═══ EXTRACTED MATERIAL ═══
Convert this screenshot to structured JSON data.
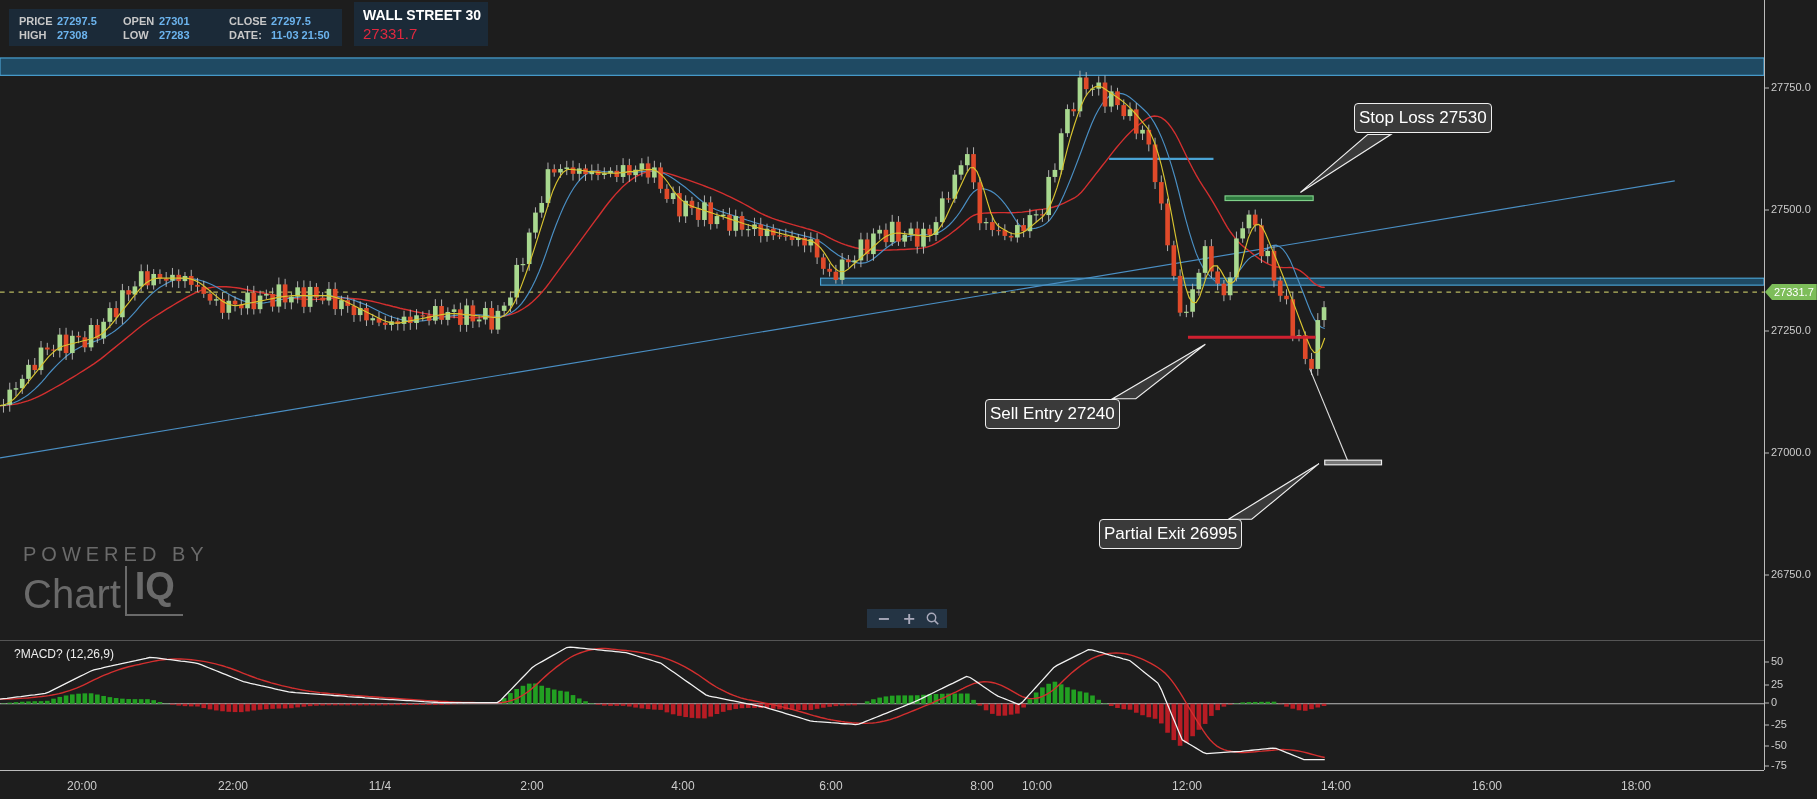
{
  "quote": {
    "fields": [
      {
        "label": "PRICE",
        "value": "27297.5"
      },
      {
        "label": "OPEN",
        "value": "27301"
      },
      {
        "label": "CLOSE",
        "value": "27297.5"
      },
      {
        "label": "HIGH",
        "value": "27308"
      },
      {
        "label": "LOW",
        "value": "27283"
      },
      {
        "label": "DATE:",
        "value": "11-03 21:50"
      }
    ]
  },
  "instrument": {
    "name": "WALL STREET 30",
    "price": "27331.7"
  },
  "annotations": [
    {
      "text": "Stop Loss 27530"
    },
    {
      "text": "Sell Entry 27240"
    },
    {
      "text": "Partial Exit 26995"
    }
  ],
  "logo": {
    "tagline": "POWERED BY",
    "brand": "Chart",
    "brand_suffix": "IQ"
  },
  "zoom_controls": {
    "zoom_out": "−",
    "zoom_in": "+"
  },
  "price_axis": {
    "ticks": [
      "27750.0",
      "27500.0",
      "27250.0",
      "27000.0",
      "26750.0"
    ],
    "current_price": "27331.7"
  },
  "macd": {
    "label": "?MACD? (12,26,9)",
    "ticks": [
      "50",
      "25",
      "0",
      "-25",
      "-50",
      "-75"
    ]
  },
  "time_axis": {
    "labels": [
      "20:00",
      "22:00",
      "11/4",
      "2:00",
      "4:00",
      "6:00",
      "8:00",
      "10:00",
      "12:00",
      "14:00",
      "16:00",
      "18:00"
    ]
  }
}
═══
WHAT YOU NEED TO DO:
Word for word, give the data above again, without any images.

EXERCISE OUTPUT:
Convert this screenshot to structured JSON data.
{
  "quote": {
    "fields": [
      {
        "label": "PRICE",
        "value": "27297.5"
      },
      {
        "label": "OPEN",
        "value": "27301"
      },
      {
        "label": "CLOSE",
        "value": "27297.5"
      },
      {
        "label": "HIGH",
        "value": "27308"
      },
      {
        "label": "LOW",
        "value": "27283"
      },
      {
        "label": "DATE:",
        "value": "11-03 21:50"
      }
    ]
  },
  "instrument": {
    "name": "WALL STREET 30",
    "price": "27331.7"
  },
  "annotations": [
    {
      "text": "Stop Loss 27530"
    },
    {
      "text": "Sell Entry 27240"
    },
    {
      "text": "Partial Exit 26995"
    }
  ],
  "logo": {
    "tagline": "POWERED BY",
    "brand": "Chart",
    "brand_suffix": "IQ"
  },
  "zoom_controls": {
    "zoom_out": "−",
    "zoom_in": "+"
  },
  "price_axis": {
    "ticks": [
      "27750.0",
      "27500.0",
      "27250.0",
      "27000.0",
      "26750.0"
    ],
    "current_price": "27331.7"
  },
  "macd": {
    "label": "?MACD? (12,26,9)",
    "ticks": [
      "50",
      "25",
      "0",
      "-25",
      "-50",
      "-75"
    ]
  },
  "time_axis": {
    "labels": [
      "20:00",
      "22:00",
      "11/4",
      "2:00",
      "4:00",
      "6:00",
      "8:00",
      "10:00",
      "12:00",
      "14:00",
      "16:00",
      "18:00"
    ]
  }
}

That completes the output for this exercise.